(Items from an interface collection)
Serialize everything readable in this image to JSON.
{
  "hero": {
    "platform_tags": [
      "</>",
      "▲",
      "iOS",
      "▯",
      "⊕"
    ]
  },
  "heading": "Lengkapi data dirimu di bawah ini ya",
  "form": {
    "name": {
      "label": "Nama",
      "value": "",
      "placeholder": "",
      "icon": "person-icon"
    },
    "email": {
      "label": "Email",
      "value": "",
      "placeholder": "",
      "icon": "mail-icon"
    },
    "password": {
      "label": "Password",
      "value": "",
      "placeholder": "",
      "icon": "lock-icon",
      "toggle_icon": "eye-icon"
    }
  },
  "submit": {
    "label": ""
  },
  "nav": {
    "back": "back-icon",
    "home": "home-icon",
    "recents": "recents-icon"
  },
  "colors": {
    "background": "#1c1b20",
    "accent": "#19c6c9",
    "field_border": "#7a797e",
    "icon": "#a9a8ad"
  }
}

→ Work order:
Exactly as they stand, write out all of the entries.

→ Your response:
Serialize everything readable in this image to JSON.
{
  "hero": {
    "platform_tags": [
      "</>",
      "▲",
      "iOS",
      "▯",
      "⊕"
    ]
  },
  "heading": "Lengkapi data dirimu di bawah ini ya",
  "form": {
    "name": {
      "label": "Nama",
      "value": "",
      "placeholder": "",
      "icon": "person-icon"
    },
    "email": {
      "label": "Email",
      "value": "",
      "placeholder": "",
      "icon": "mail-icon"
    },
    "password": {
      "label": "Password",
      "value": "",
      "placeholder": "",
      "icon": "lock-icon",
      "toggle_icon": "eye-icon"
    }
  },
  "submit": {
    "label": ""
  },
  "nav": {
    "back": "back-icon",
    "home": "home-icon",
    "recents": "recents-icon"
  },
  "colors": {
    "background": "#1c1b20",
    "accent": "#19c6c9",
    "field_border": "#7a797e",
    "icon": "#a9a8ad"
  }
}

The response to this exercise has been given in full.